The first phase
of embryological development is cleavage. During this process, the
embryo undergoes a series of cell divisions but little overall
During the next
stage, a hollow ball of cells called a blastula forms. A
fluid-filled blastocoel is within the blastula.
relocate and differentiate to form a gastrula. The gastrula consists
of three germ layers: the ectoderm, mesoderm and endoderm. The
following organs and systems develop from each layer:
epidermis, hair, nails, nervous system, cornea and lens of the eye,
circulatory system, musculoskeletal system, excretory system and
most of the reproductive system.
Endoderm linings of the GI and respiratory tracts; pancreas,
liver and gall bladder; thymus; thyroid gland
is the formation of organs. During this process, the cells
differentiate. The notochord and neural tube form early in chordate
refers to the influence of one group of cells on the development of
another group of cells. This process is mediated by diffusible
Lecture Slides are screen-captured images of important points in the lecture. Students can download and print out these lecture slide images to do practice problems as well as take notes while watching the lecture.
The book and CD package include two full length practice exams that are presented with all questions answered and explained. The author also presents detailed reviews of all test topics and includes multiple-choice and free-response questions with answers at the end of each topic's chapter.

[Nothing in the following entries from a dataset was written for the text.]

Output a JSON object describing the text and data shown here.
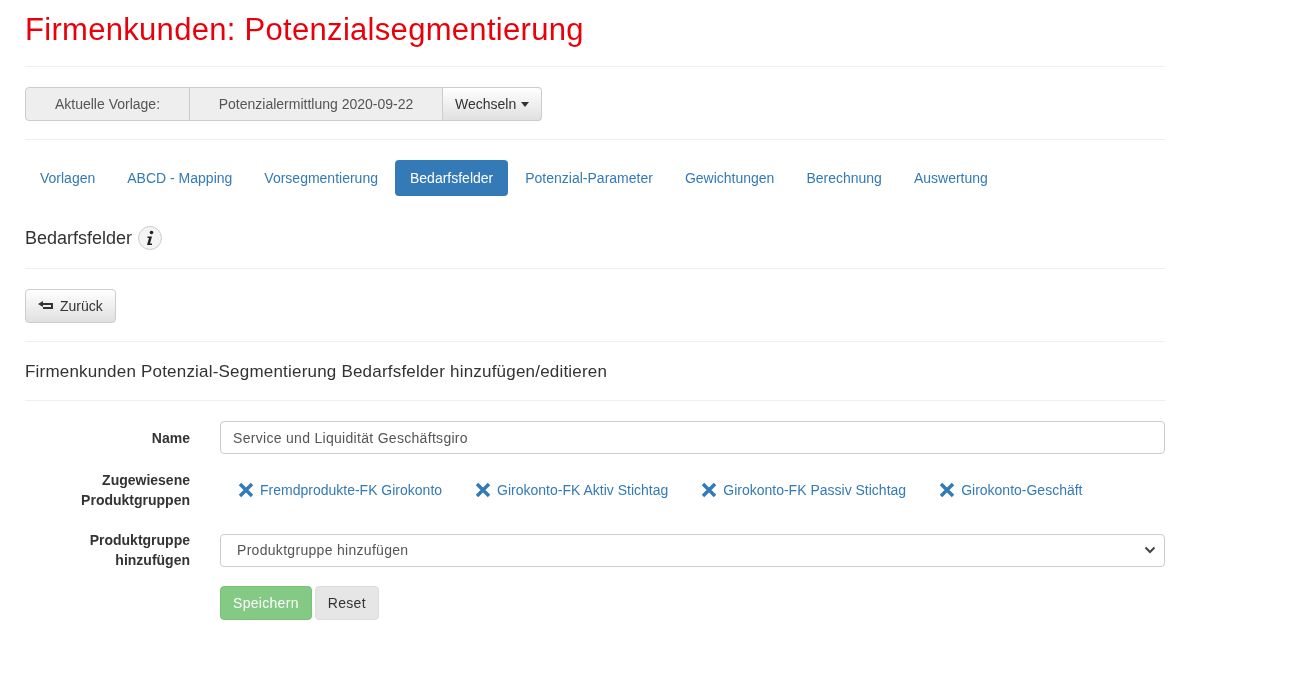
{
  "title": "Firmenkunden: Potenzialsegmentierung",
  "template_bar": {
    "label": "Aktuelle Vorlage:",
    "value": "Potenzialermittlung 2020-09-22",
    "switch_button": "Wechseln"
  },
  "tabs": [
    {
      "label": "Vorlagen",
      "selected": false
    },
    {
      "label": "ABCD - Mapping",
      "selected": false
    },
    {
      "label": "Vorsegmentierung",
      "selected": false
    },
    {
      "label": "Bedarfsfelder",
      "selected": true
    },
    {
      "label": "Potenzial-Parameter",
      "selected": false
    },
    {
      "label": "Gewichtungen",
      "selected": false
    },
    {
      "label": "Berechnung",
      "selected": false
    },
    {
      "label": "Auswertung",
      "selected": false
    }
  ],
  "section_heading": "Bedarfsfelder",
  "back_button": "Zurück",
  "form_heading": "Firmenkunden Potenzial-Segmentierung Bedarfsfelder hinzufügen/editieren",
  "form": {
    "name_label": "Name",
    "name_value": "Service und Liquidität Geschäftsgiro",
    "assigned_label": "Zugewiesene Produktgruppen",
    "assigned_groups": [
      "Fremdprodukte-FK Girokonto",
      "Girokonto-FK Aktiv Stichtag",
      "Girokonto-FK Passiv Stichtag",
      "Girokonto-Geschäft"
    ],
    "add_label": "Produktgruppe hinzufügen",
    "add_select": "Produktgruppe hinzufügen"
  },
  "buttons": [
    {
      "label": "Speichern",
      "kind": "primary",
      "disabled": true
    },
    {
      "label": "Reset",
      "kind": "default",
      "disabled": false
    }
  ]
}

This book includes a review of the AP Biology exam format and scoring, proven strategies for answering multiple-choice questions, and hints for tackling the essay questions. The practice tests include answers and explanations and there is also proven test-taking strategies for both the multiple choice and essay parts.